ENTRIES SHOWN:
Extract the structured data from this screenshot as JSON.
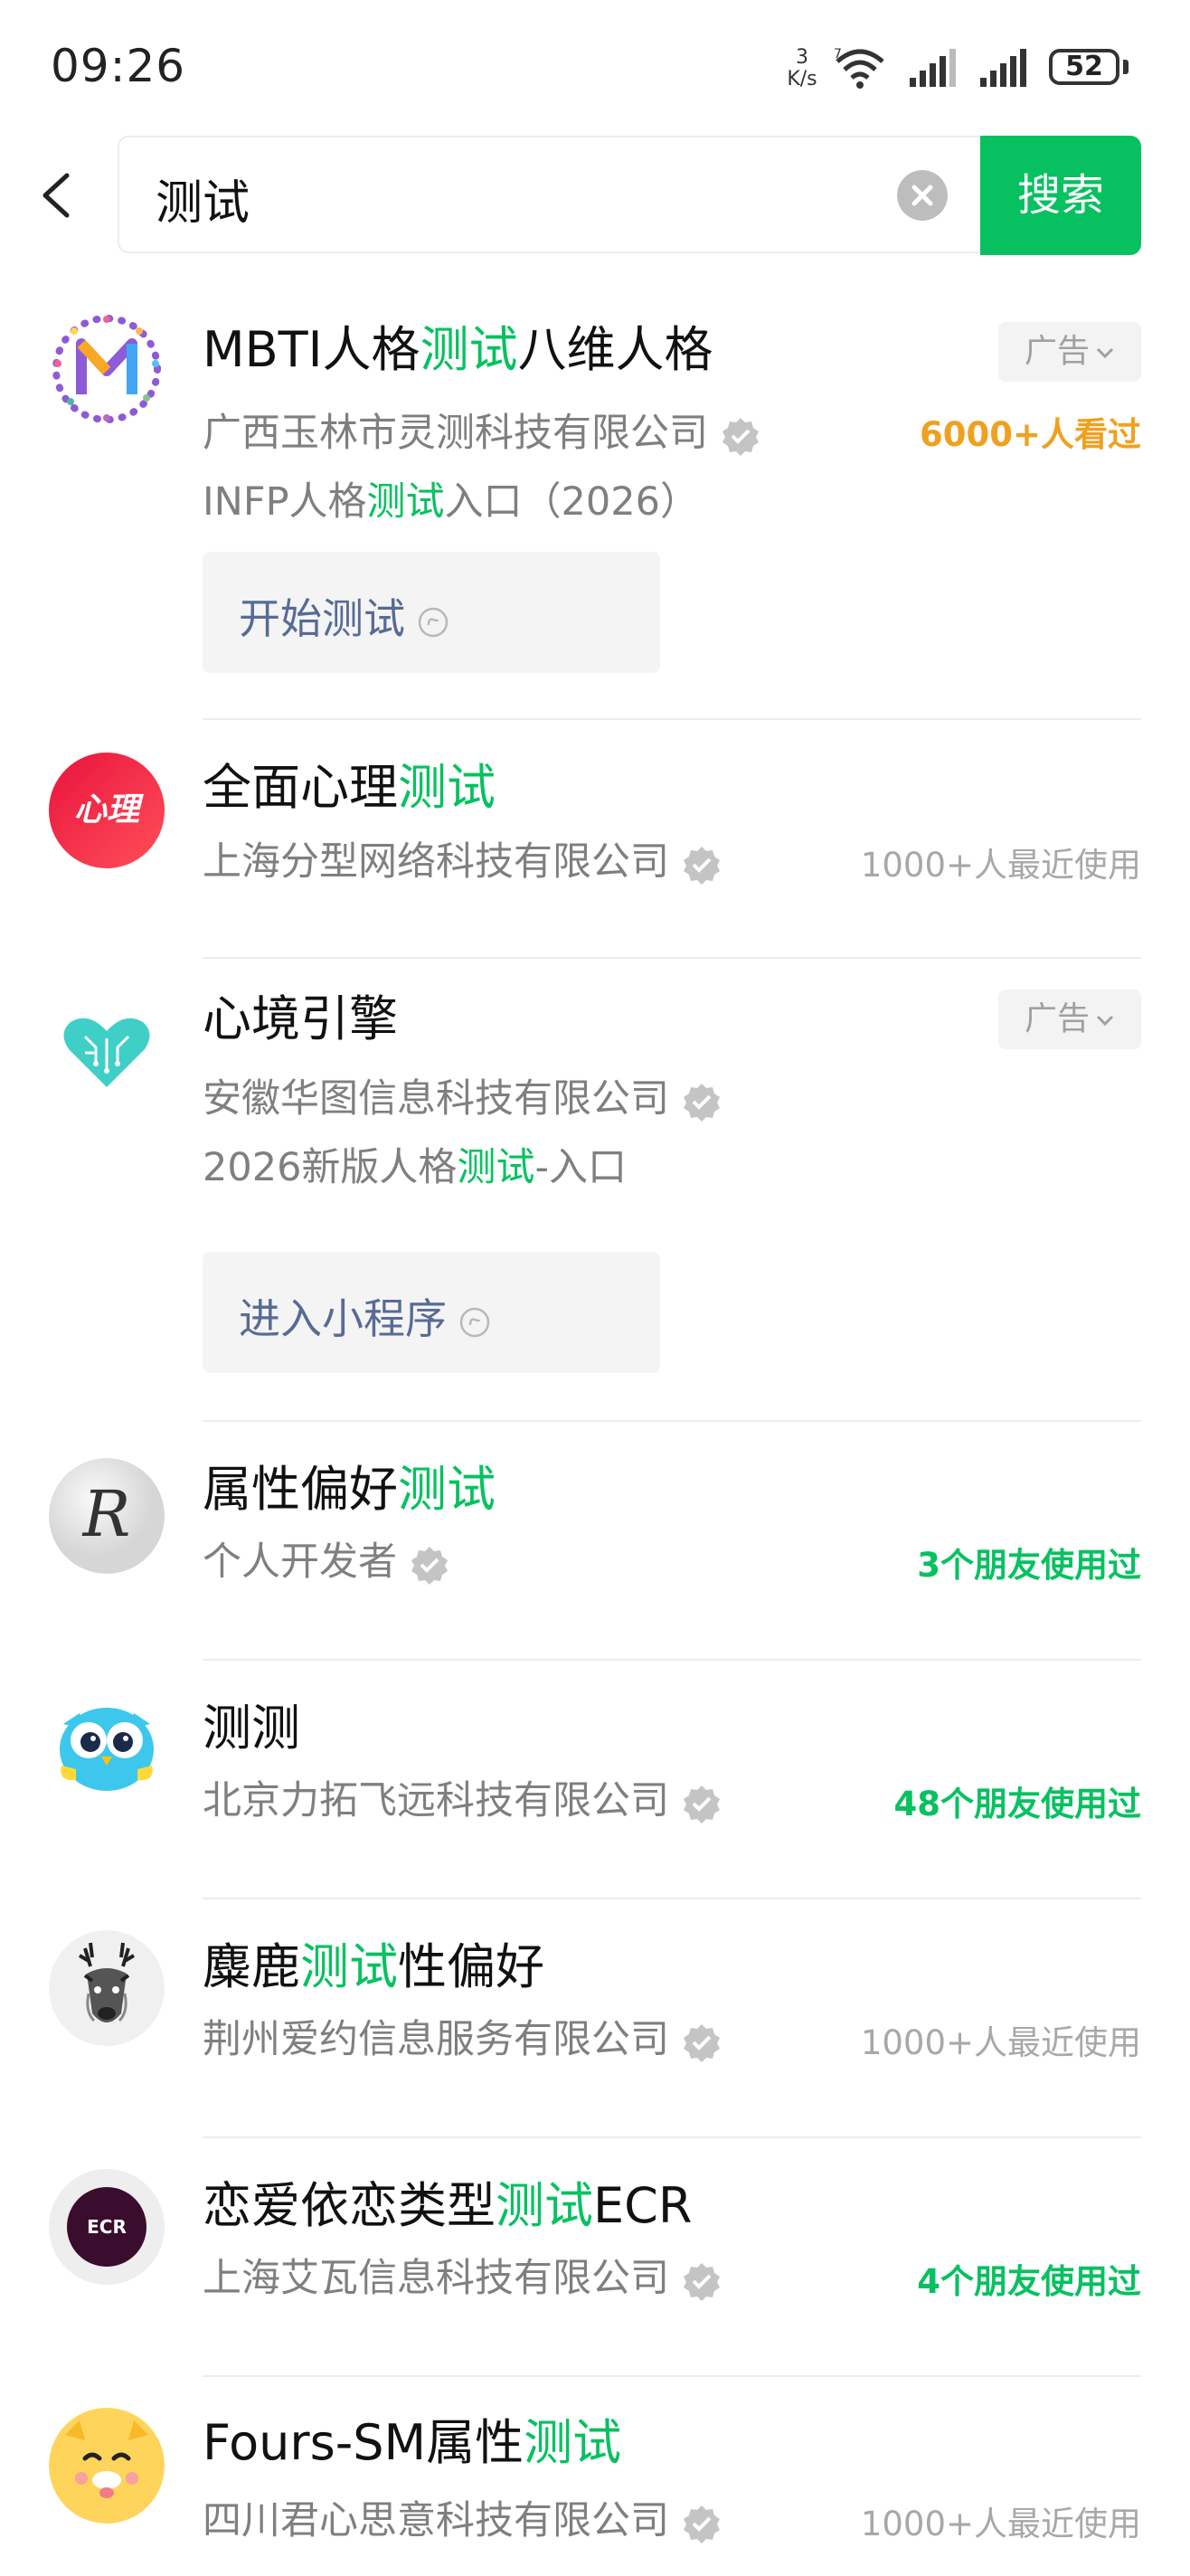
{
  "status_bar": {
    "time": "09:26",
    "net_speed_value": "3",
    "net_speed_unit": "K/s",
    "battery": "52"
  },
  "search": {
    "query": "测试",
    "button_label": "搜索"
  },
  "results": [
    {
      "title_parts": [
        "MBTI人格",
        "测试",
        "八维人格"
      ],
      "company": "广西玉林市灵测科技有限公司",
      "description_parts": [
        "INFP人格",
        "测试",
        "入口（2026）"
      ],
      "badge": "广告",
      "meta": "6000+人看过",
      "action": "开始测试"
    },
    {
      "title_parts": [
        "全面心理",
        "测试",
        ""
      ],
      "company": "上海分型网络科技有限公司",
      "meta": "1000+人最近使用",
      "avatar_text": "心理"
    },
    {
      "title_parts": [
        "心境引擎",
        "",
        ""
      ],
      "company": "安徽华图信息科技有限公司",
      "description_parts": [
        "2026新版人格",
        "测试",
        "-入口"
      ],
      "badge": "广告",
      "action": "进入小程序"
    },
    {
      "title_parts": [
        "属性偏好",
        "测试",
        ""
      ],
      "company": "个人开发者",
      "meta": "3个朋友使用过"
    },
    {
      "title_parts": [
        "测测",
        "",
        ""
      ],
      "company": "北京力拓飞远科技有限公司",
      "meta": "48个朋友使用过"
    },
    {
      "title_parts": [
        "麋鹿",
        "测试",
        "性偏好"
      ],
      "company": "荆州爱约信息服务有限公司",
      "meta": "1000+人最近使用"
    },
    {
      "title_parts": [
        "恋爱依恋类型",
        "测试",
        "ECR"
      ],
      "company": "上海艾瓦信息科技有限公司",
      "meta": "4个朋友使用过",
      "avatar_text": "ECR"
    },
    {
      "title_parts": [
        "Fours-SM属性",
        "测试",
        ""
      ],
      "company": "四川君心思意科技有限公司",
      "meta": "1000+人最近使用"
    }
  ],
  "colors": {
    "accent_green": "#07c160",
    "link_blue": "#576b95",
    "orange": "#f0a020"
  }
}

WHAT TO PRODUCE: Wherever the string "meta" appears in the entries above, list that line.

OUTPUT BELOW:
      "meta": "6000+人看过",
      "meta": "1000+人最近使用",
      "meta": "3个朋友使用过"
      "meta": "48个朋友使用过"
      "meta": "1000+人最近使用"
      "meta": "4个朋友使用过",
      "meta": "1000+人最近使用"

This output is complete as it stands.